The short answer is, I don’t know, BUT I know people that do. I talked with a couple high school recruits from various levels of skill and recruiting stages, talked with a D-1 basketball coach, and a high school coach (from a school that has seen many college basketball players). I told them all going into this that I would keep anonymity. Therefore, hence forth they will be referred to as “high school player/recruit”, “D-1 coach”, and “high school coach”.
I decided to break it up into different parts and will consciously watch the word count of each article as to not over do it in one piece, and essentially this will be an evolving series. I also hope to hear back from you, the fan, with other questions or comments about this series too.
How does the recruiting process get started?
The process can get started in various ways. The most common way is that a Coach hears about a recruit whether from other coaches, family members, high school coaches they trust, twitter, major recruiting websites, etc. There are various ways a coach can hear about a recruit.
The D1 coach spoke about how he most often hears about a player:
Probably word of mouth. If a kid is a high-profile kid, then someone has talked about or people have been talking about him and you just catch wind of it.
A lot of times high profile players come from the same areas or even from the same schools. Thus, coaches know which areas to keep an eye on. This varies from West Coast to East Coast but there are definitely hot beds of recruiting when it comes to basketball.
However, there are other recruits that fly under the radar. They may be just as talented as the players being talked about but aren’t being talked about. Say recruit X lives in Orting, WA, not known for high D-1 talent but recruit X is talented and not being recruited. This is the type of player many D1 programs are looking for.
While a lot of coaches will recruit the talked about players, most D1 programs are looking for the under the radar player. The player they can get in on first and maybe sway him to sign to their program early.
D1 coach said this is important to him and his program:
“But for us, when you need to find recruits that fly under the radar or that have potential that hasn’t really been reached yet. Having eyes in different places that are looking out for you is important. Having people that understand your program and what you’re looking for helps when you’re looking for players.”
It is important for these coaches to have eyes all over the nation that can keep eyes on box scores or hear about recruit X and pass along the word.
Another way that a coach will encounter a player is by watching lots of basketball. There are times when a coach is out scouting another player only to realize that it is not recruit X that works best for their system but recruit Y. They hadn’t even heard of recruit Y until they were out checking out recruit X.

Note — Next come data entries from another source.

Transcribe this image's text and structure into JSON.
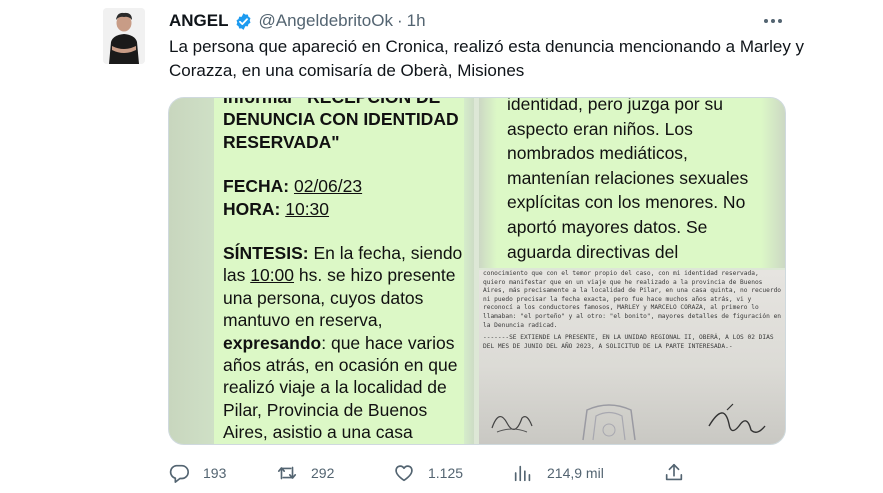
{
  "author": {
    "display_name": "ANGEL",
    "handle": "@AngeldebritoOk",
    "separator": "·",
    "time": "1h"
  },
  "tweet": {
    "text": "La persona que apareció en Cronica, realizó esta denuncia mencionando a Marley y Corazza, en una comisaría de Oberà, Misiones"
  },
  "media": {
    "left_panel": {
      "line1": "Informar \"RECEPCION DE",
      "line2": "DENUNCIA CON IDENTIDAD",
      "line3": "RESERVADA\"",
      "fecha_label": "FECHA:",
      "fecha_value": "02/06/23",
      "hora_label": "HORA:",
      "hora_value": "10:30",
      "sintesis_label": "SÍNTESIS:",
      "sintesis_text1": " En la fecha, siendo",
      "sintesis_text2a": "las ",
      "sintesis_time": "10:00",
      "sintesis_text2b": " hs. se hizo presente",
      "sintesis_text3": "una persona, cuyos datos",
      "sintesis_text4": "mantuvo en reserva,",
      "expresando_label": "expresando",
      "expresando_text": ": que hace varios",
      "line_a": "años atrás,  en ocasión en que",
      "line_b": "realizó viaje  a la localidad de",
      "line_c": "Pilar, Provincia de Buenos",
      "line_d": "Aires, asistio a una casa"
    },
    "right_top_panel": {
      "line1": "identidad, pero juzga por su",
      "line2": "aspecto eran niños. Los",
      "line3": "nombrados mediáticos,",
      "line4": "mantenían relaciones sexuales",
      "line5": "explícitas con los menores. No",
      "line6": "aportó mayores  datos. Se",
      "line7": "aguarda directivas del"
    },
    "right_bottom_panel": {
      "para1": "conocimiento que con el temor propio del caso, con mi identidad reservada, quiero manifestar que en un viaje que he realizado a la provincia de Buenos Aires, más precisamente a la localidad de Pilar, en una casa quinta, no recuerdo ni puedo precisar la fecha exacta, pero fue hace muchos años atrás, vi y reconocí a los conductores famosos, MARLEY y MARCELO CORAZA, al primero lo llamaban: \"el porteño\" y al otro: \"el bonito\", mayores detalles de figuración en la Denuncia radicad.",
      "para2": "-------SE EXTIENDE LA PRESENTE, EN LA UNIDAD REGIONAL II, OBERÁ, A LOS 02 DIAS DEL MES DE JUNIO DEL AÑO 2023, A SOLICITUD DE LA PARTE INTERESADA.-"
    }
  },
  "metrics": {
    "replies": "193",
    "retweets": "292",
    "likes": "1.125",
    "views": "214,9 mil"
  },
  "colors": {
    "verified": "#1d9bf0",
    "secondary_text": "#536471",
    "chat_bubble": "#dcf8c6"
  },
  "icons": [
    "verified-badge-icon",
    "more-icon",
    "reply-icon",
    "retweet-icon",
    "like-icon",
    "views-icon",
    "share-icon"
  ]
}
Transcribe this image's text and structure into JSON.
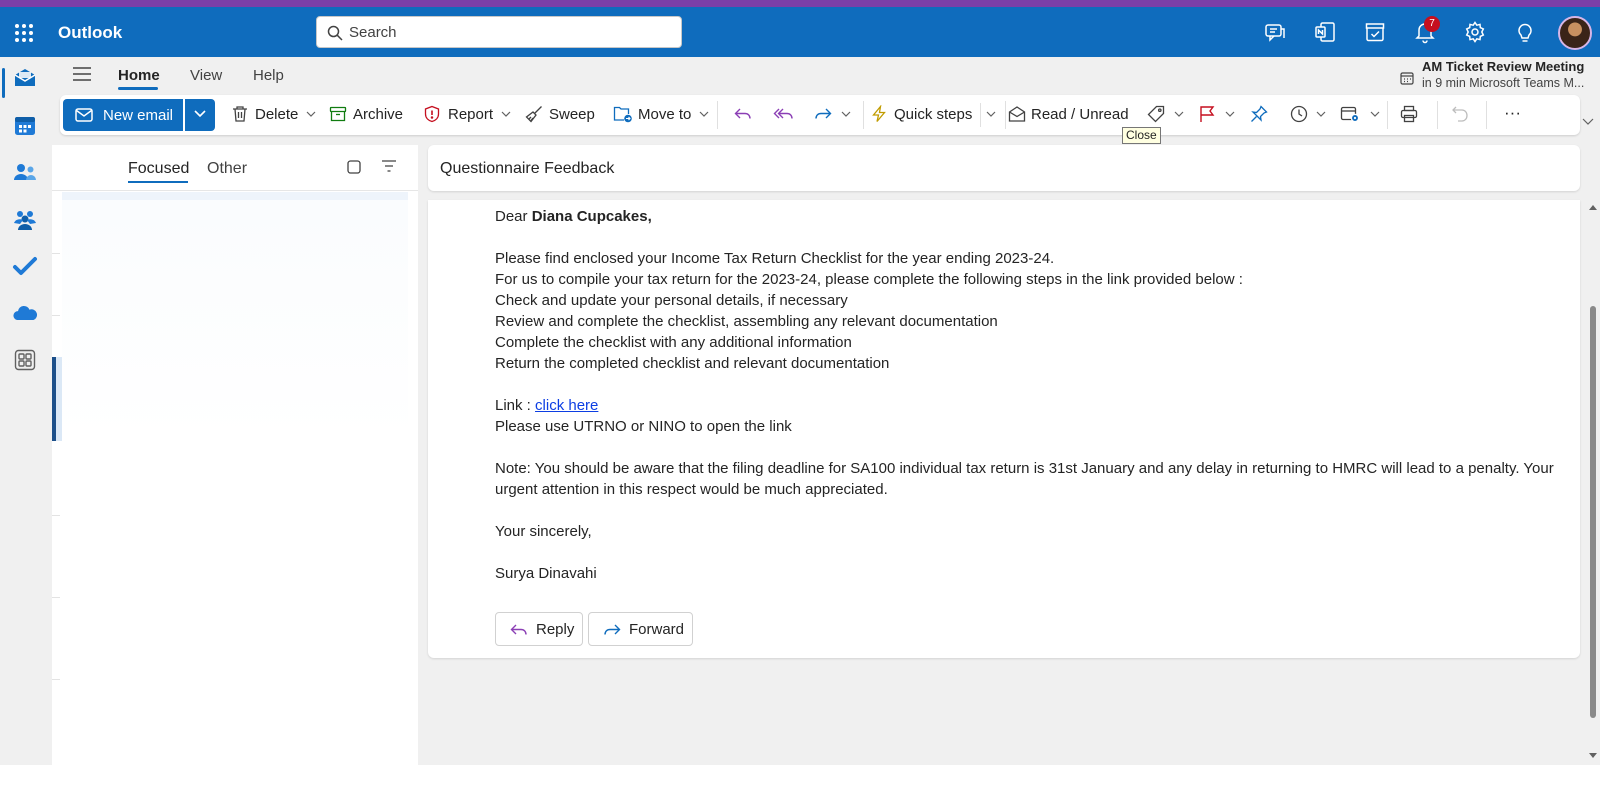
{
  "app": {
    "title": "Outlook"
  },
  "search": {
    "placeholder": "Search"
  },
  "notifications": {
    "count": "7"
  },
  "top_icons": [
    "teams-chat-icon",
    "onenote-icon",
    "my-day-icon",
    "bell-icon",
    "gear-icon",
    "lightbulb-icon"
  ],
  "rail": [
    "mail-icon",
    "calendar-icon",
    "people-icon",
    "groups-icon",
    "todo-icon",
    "onedrive-icon",
    "apps-icon"
  ],
  "tabs": [
    {
      "label": "Home",
      "active": true
    },
    {
      "label": "View",
      "active": false
    },
    {
      "label": "Help",
      "active": false
    }
  ],
  "meeting": {
    "title": "AM Ticket Review Meeting",
    "subtitle": "in 9 min Microsoft Teams M..."
  },
  "ribbon": {
    "new_email": "New email",
    "delete": "Delete",
    "archive": "Archive",
    "report": "Report",
    "sweep": "Sweep",
    "move_to": "Move to",
    "quick_steps": "Quick steps",
    "read_unread": "Read / Unread",
    "more": "···"
  },
  "tooltip": {
    "text": "Close"
  },
  "mail_list": {
    "pivots": {
      "focused": "Focused",
      "other": "Other"
    }
  },
  "reading": {
    "subject": "Questionnaire Feedback",
    "greeting_prefix": "Dear ",
    "recipient": "Diana Cupcakes,",
    "lines": [
      "Please find enclosed your Income Tax Return Checklist for the year ending 2023-24.",
      "For us to compile your tax return for the 2023-24, please complete the following steps in the link provided below :",
      "Check and update your personal details, if necessary",
      "Review and complete the checklist, assembling any relevant documentation",
      "Complete the checklist with any additional information",
      "Return the completed checklist and relevant documentation"
    ],
    "link_prefix": "Link : ",
    "link_text": "click here",
    "link_note": "Please use UTRNO or NINO to open the link",
    "note": "Note: You should be aware that the filing deadline for SA100 individual tax return is 31st January and any delay in returning to HMRC will lead to a penalty. Your urgent attention in this respect would be much appreciated.",
    "closing": "Your sincerely,",
    "signature": "Surya Dinavahi",
    "reply_label": "Reply",
    "forward_label": "Forward"
  },
  "colors": {
    "brand": "#0f6cbd",
    "accent_stripe": "#7b3fa8",
    "link": "#0c3ee3",
    "flag": "#c50f1f"
  }
}
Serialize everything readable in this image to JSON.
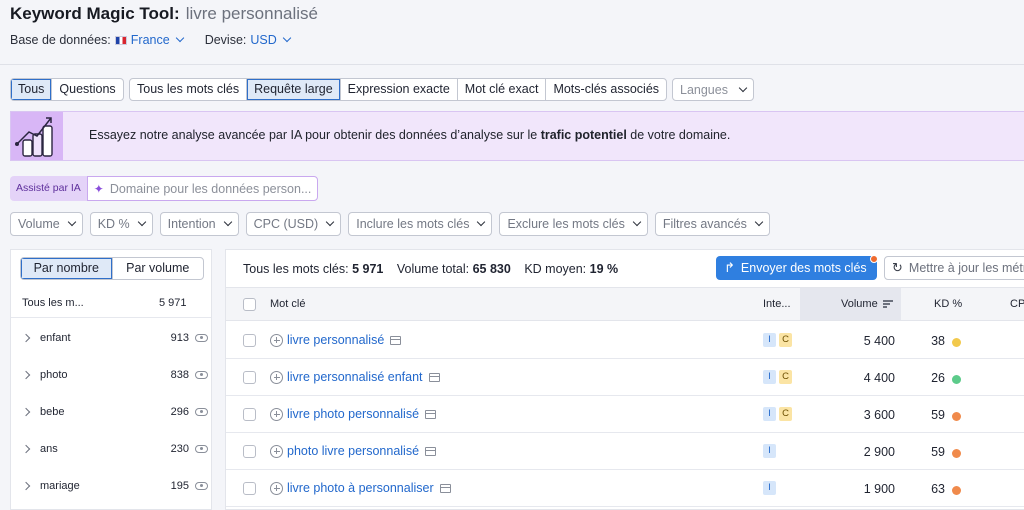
{
  "header": {
    "app_title": "Keyword Magic Tool:",
    "query": "livre personnalisé",
    "database_label": "Base de données:",
    "database_value": "France",
    "currency_label": "Devise:",
    "currency_value": "USD"
  },
  "match_tabs": {
    "group1": [
      "Tous",
      "Questions"
    ],
    "group2": [
      "Tous les mots clés",
      "Requête large",
      "Expression exacte",
      "Mot clé exact",
      "Mots-clés associés"
    ],
    "active_group1": "Tous",
    "active_group2": "Requête large",
    "languages": "Langues"
  },
  "banner": {
    "text_before": "Essayez notre analyse avancée par IA pour obtenir des données d’analyse sur le ",
    "text_bold": "trafic potentiel",
    "text_after": " de votre domaine."
  },
  "ai": {
    "tag": "Assisté par IA",
    "placeholder": "Domaine pour les données person..."
  },
  "filters": [
    "Volume",
    "KD %",
    "Intention",
    "CPC (USD)",
    "Inclure les mots clés",
    "Exclure les mots clés",
    "Filtres avancés"
  ],
  "sidebar": {
    "toggle": [
      "Par nombre",
      "Par volume"
    ],
    "active": "Par nombre",
    "header_label": "Tous les m...",
    "header_count": "5 971",
    "groups": [
      {
        "word": "enfant",
        "count": "913"
      },
      {
        "word": "photo",
        "count": "838"
      },
      {
        "word": "bebe",
        "count": "296"
      },
      {
        "word": "ans",
        "count": "230"
      },
      {
        "word": "mariage",
        "count": "195"
      }
    ]
  },
  "summary": {
    "all_label": "Tous les mots clés:",
    "all_value": "5 971",
    "volume_label": "Volume total:",
    "volume_value": "65 830",
    "kd_label": "KD moyen:",
    "kd_value": "19 %"
  },
  "actions": {
    "send": "Envoyer des mots clés",
    "update": "Mettre à jour les métriques"
  },
  "table": {
    "columns": {
      "keyword": "Mot clé",
      "intent": "Inte...",
      "volume": "Volume",
      "kd": "KD %",
      "cpc": "CPC"
    },
    "rows": [
      {
        "keyword": "livre personnalisé",
        "intents": [
          "I",
          "C"
        ],
        "volume": "5 400",
        "kd": "38",
        "kd_color": "#f2c94c"
      },
      {
        "keyword": "livre personnalisé enfant",
        "intents": [
          "I",
          "C"
        ],
        "volume": "4 400",
        "kd": "26",
        "kd_color": "#5ccb8a"
      },
      {
        "keyword": "livre photo personnalisé",
        "intents": [
          "I",
          "C"
        ],
        "volume": "3 600",
        "kd": "59",
        "kd_color": "#f08a4b"
      },
      {
        "keyword": "photo livre personnalisé",
        "intents": [
          "I"
        ],
        "volume": "2 900",
        "kd": "59",
        "kd_color": "#f08a4b"
      },
      {
        "keyword": "livre photo à personnaliser",
        "intents": [
          "I"
        ],
        "volume": "1 900",
        "kd": "63",
        "kd_color": "#f08a4b"
      }
    ]
  }
}
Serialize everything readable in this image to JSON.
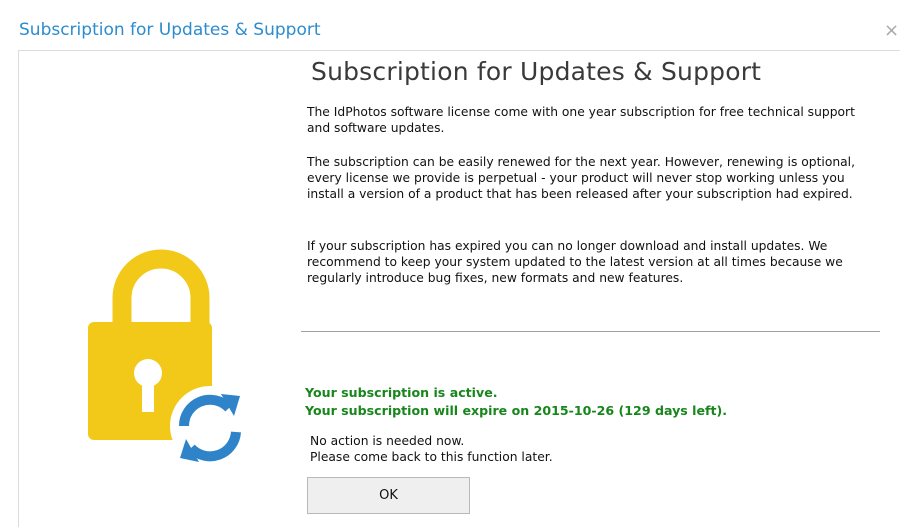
{
  "window": {
    "title": "Subscription for Updates & Support",
    "close_glyph": "×"
  },
  "content": {
    "heading": "Subscription for Updates & Support",
    "paragraphs": [
      "The IdPhotos software license come with one year subscription for free technical support and software updates.",
      "The subscription can be easily renewed for the next year. However, renewing is optional, every license we provide is perpetual - your product will never stop working unless you install a version of a product that has been released after your subscription had expired.",
      "If your subscription has expired you can no longer download and install updates. We recommend to keep your system updated to the latest version at all times because we regularly introduce bug fixes, new formats and new features."
    ],
    "status": {
      "active": "Your subscription is active.",
      "expiry": "Your subscription will expire on 2015-10-26 (129 days left)."
    },
    "notes": [
      "No action is needed now.",
      "Please come back to this function later."
    ],
    "ok_label": "OK"
  },
  "icons": {
    "lock": "padlock-with-refresh-icon",
    "refresh": "refresh-arrows-icon"
  },
  "colors": {
    "title": "#2b8ccf",
    "lock_body": "#f2c919",
    "refresh": "#2f83c9",
    "status_green": "#17861b"
  }
}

Regardless of how a coach hears about a recruit whether by hearsay, sources, or by watching a game, coaches always evaluate a player on their own. They don’t just naturally trust a recruiting site because they need to make sure the recruit fits into their system.
This is the first encounter which leads us to the first contact. That will be part 2 of the series.